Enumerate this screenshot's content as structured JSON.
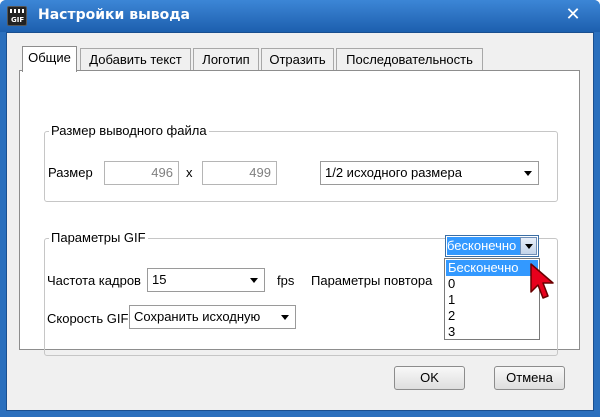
{
  "window": {
    "title": "Настройки вывода"
  },
  "tabs": [
    "Общие",
    "Добавить текст",
    "Логотип",
    "Отразить",
    "Последовательность"
  ],
  "output_size": {
    "group_title": "Размер выводного файла",
    "size_label": "Размер",
    "width": "496",
    "separator": "x",
    "height": "499",
    "scale_option": "1/2 исходного размера"
  },
  "gif_params": {
    "group_title": "Параметры GIF",
    "framerate_label": "Частота кадров",
    "framerate_value": "15",
    "fps_label": "fps",
    "repeat_label": "Параметры повтора",
    "repeat_value": "бесконечно",
    "speed_label": "Скорость GIF",
    "speed_value": "Сохранить исходную"
  },
  "repeat_dropdown": {
    "options": [
      "Бесконечно",
      "0",
      "1",
      "2",
      "3"
    ],
    "highlighted_index": 0
  },
  "buttons": {
    "ok": "OK",
    "cancel": "Отмена"
  },
  "icons": {
    "app": "gif-clapperboard-icon",
    "close": "close-icon",
    "cursor": "red-pointer-cursor-icon"
  },
  "colors": {
    "title_bar": "#2a6fbd",
    "selection": "#3399ff",
    "cursor": "#e8001c"
  }
}
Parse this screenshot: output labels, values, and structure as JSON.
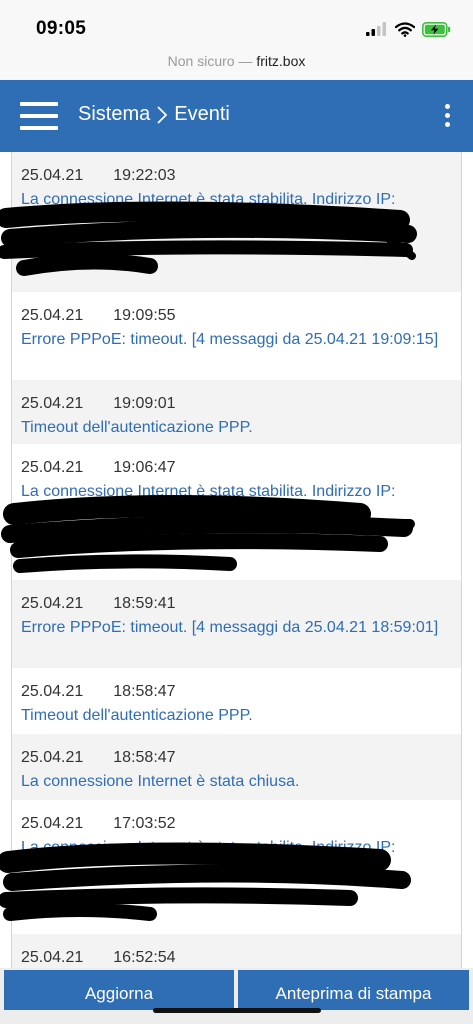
{
  "status_bar": {
    "time": "09:05"
  },
  "address_bar": {
    "security": "Non sicuro",
    "separator": " — ",
    "host": "fritz.box"
  },
  "header": {
    "section": "Sistema",
    "separator_icon": "chevron-right-icon",
    "page": "Eventi",
    "menu_icon": "hamburger-icon",
    "more_icon": "more-vertical-icon"
  },
  "events": [
    {
      "date": "25.04.21",
      "time": "19:22:03",
      "message": "La connessione Internet è stata stabilita. Indirizzo IP:"
    },
    {
      "date": "25.04.21",
      "time": "19:09:55",
      "message": "Errore PPPoE: timeout. [4 messaggi da 25.04.21 19:09:15]"
    },
    {
      "date": "25.04.21",
      "time": "19:09:01",
      "message": "Timeout dell'autenticazione PPP."
    },
    {
      "date": "25.04.21",
      "time": "19:06:47",
      "message": "La connessione Internet è stata stabilita. Indirizzo IP:"
    },
    {
      "date": "25.04.21",
      "time": "18:59:41",
      "message": "Errore PPPoE: timeout. [4 messaggi da 25.04.21 18:59:01]"
    },
    {
      "date": "25.04.21",
      "time": "18:58:47",
      "message": "Timeout dell'autenticazione PPP."
    },
    {
      "date": "25.04.21",
      "time": "18:58:47",
      "message": "La connessione Internet è stata chiusa."
    },
    {
      "date": "25.04.21",
      "time": "17:03:52",
      "message": "La connessione Internet è stata stabilita. Indirizzo IP:"
    },
    {
      "date": "25.04.21",
      "time": "16:52:54",
      "message": ""
    }
  ],
  "buttons": {
    "refresh": "Aggiorna",
    "print_preview": "Anteprima di stampa"
  },
  "colors": {
    "accent": "#2f6db5",
    "row_shade": "#f3f3f3"
  }
}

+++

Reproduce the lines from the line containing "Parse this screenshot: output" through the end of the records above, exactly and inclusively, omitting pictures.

Parse this screenshot: output labels, values, and structure as JSON.
{
  "status_bar": {
    "time": "09:05"
  },
  "address_bar": {
    "security": "Non sicuro",
    "separator": " — ",
    "host": "fritz.box"
  },
  "header": {
    "section": "Sistema",
    "separator_icon": "chevron-right-icon",
    "page": "Eventi",
    "menu_icon": "hamburger-icon",
    "more_icon": "more-vertical-icon"
  },
  "events": [
    {
      "date": "25.04.21",
      "time": "19:22:03",
      "message": "La connessione Internet è stata stabilita. Indirizzo IP:"
    },
    {
      "date": "25.04.21",
      "time": "19:09:55",
      "message": "Errore PPPoE: timeout. [4 messaggi da 25.04.21 19:09:15]"
    },
    {
      "date": "25.04.21",
      "time": "19:09:01",
      "message": "Timeout dell'autenticazione PPP."
    },
    {
      "date": "25.04.21",
      "time": "19:06:47",
      "message": "La connessione Internet è stata stabilita. Indirizzo IP:"
    },
    {
      "date": "25.04.21",
      "time": "18:59:41",
      "message": "Errore PPPoE: timeout. [4 messaggi da 25.04.21 18:59:01]"
    },
    {
      "date": "25.04.21",
      "time": "18:58:47",
      "message": "Timeout dell'autenticazione PPP."
    },
    {
      "date": "25.04.21",
      "time": "18:58:47",
      "message": "La connessione Internet è stata chiusa."
    },
    {
      "date": "25.04.21",
      "time": "17:03:52",
      "message": "La connessione Internet è stata stabilita. Indirizzo IP:"
    },
    {
      "date": "25.04.21",
      "time": "16:52:54",
      "message": ""
    }
  ],
  "buttons": {
    "refresh": "Aggiorna",
    "print_preview": "Anteprima di stampa"
  },
  "colors": {
    "accent": "#2f6db5",
    "row_shade": "#f3f3f3"
  }
}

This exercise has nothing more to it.